• _RECORDS_:
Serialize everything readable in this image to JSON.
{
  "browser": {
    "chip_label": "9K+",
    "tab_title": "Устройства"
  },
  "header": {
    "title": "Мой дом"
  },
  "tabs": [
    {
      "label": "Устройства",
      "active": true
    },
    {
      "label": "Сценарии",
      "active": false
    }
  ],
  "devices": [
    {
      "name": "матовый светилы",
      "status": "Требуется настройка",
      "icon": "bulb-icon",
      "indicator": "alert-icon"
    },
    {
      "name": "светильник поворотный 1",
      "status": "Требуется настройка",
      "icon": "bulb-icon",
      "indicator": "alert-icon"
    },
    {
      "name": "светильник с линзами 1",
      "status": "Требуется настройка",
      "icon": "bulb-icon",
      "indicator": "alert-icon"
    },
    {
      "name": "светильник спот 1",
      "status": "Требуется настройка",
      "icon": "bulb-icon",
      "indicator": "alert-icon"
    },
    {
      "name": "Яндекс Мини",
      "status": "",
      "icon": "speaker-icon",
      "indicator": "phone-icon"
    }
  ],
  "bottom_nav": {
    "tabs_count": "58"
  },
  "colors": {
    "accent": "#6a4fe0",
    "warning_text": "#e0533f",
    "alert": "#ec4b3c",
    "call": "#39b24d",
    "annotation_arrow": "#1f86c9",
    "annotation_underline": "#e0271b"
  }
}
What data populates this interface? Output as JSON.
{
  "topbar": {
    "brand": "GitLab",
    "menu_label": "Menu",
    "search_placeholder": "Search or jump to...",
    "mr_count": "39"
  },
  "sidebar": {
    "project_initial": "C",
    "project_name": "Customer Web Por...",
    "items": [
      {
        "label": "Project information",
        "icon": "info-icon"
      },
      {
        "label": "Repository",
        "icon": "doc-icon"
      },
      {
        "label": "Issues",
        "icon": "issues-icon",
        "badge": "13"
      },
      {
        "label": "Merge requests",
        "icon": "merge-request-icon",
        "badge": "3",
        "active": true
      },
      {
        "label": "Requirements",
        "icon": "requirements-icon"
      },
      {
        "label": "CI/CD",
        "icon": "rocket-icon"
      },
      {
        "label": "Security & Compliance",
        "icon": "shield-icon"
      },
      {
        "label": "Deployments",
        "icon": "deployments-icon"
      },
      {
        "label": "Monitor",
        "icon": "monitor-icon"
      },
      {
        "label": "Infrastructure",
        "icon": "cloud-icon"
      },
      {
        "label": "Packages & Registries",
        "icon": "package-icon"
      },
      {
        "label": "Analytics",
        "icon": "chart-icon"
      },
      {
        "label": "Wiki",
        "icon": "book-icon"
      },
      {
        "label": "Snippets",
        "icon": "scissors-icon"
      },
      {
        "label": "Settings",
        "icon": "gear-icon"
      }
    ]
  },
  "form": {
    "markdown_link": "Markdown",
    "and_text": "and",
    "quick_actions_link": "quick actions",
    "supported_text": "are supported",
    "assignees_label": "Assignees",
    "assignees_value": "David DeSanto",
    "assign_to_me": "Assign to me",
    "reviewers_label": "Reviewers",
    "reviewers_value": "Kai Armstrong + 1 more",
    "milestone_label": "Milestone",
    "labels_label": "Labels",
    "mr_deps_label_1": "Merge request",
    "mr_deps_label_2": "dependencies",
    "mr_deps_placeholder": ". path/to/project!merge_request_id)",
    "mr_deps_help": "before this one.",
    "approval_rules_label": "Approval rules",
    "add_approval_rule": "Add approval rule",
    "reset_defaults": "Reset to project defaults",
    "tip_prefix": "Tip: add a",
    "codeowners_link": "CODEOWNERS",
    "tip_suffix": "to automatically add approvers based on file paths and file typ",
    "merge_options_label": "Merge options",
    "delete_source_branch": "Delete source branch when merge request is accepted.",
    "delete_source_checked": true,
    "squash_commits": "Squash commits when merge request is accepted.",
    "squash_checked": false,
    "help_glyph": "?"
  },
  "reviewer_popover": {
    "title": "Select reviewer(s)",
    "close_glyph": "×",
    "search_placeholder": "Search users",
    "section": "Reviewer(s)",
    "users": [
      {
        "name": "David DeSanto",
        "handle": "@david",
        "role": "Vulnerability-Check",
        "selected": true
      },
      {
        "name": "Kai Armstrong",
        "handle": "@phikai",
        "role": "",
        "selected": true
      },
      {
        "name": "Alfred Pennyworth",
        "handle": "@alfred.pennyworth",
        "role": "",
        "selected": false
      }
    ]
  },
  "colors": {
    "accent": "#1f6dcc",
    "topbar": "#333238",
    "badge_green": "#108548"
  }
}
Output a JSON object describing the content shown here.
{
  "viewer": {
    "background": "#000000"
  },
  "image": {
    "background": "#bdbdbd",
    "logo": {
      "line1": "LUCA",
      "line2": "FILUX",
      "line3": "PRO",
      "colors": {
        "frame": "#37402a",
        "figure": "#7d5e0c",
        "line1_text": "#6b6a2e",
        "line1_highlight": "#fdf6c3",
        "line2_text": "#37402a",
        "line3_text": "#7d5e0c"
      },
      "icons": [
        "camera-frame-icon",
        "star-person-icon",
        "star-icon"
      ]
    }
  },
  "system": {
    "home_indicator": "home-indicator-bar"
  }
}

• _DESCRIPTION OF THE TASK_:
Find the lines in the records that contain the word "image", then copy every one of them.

• _ANSWER TO THIS EXERCISE_:
Serialize everything readable in this image to JSON.
  "image": {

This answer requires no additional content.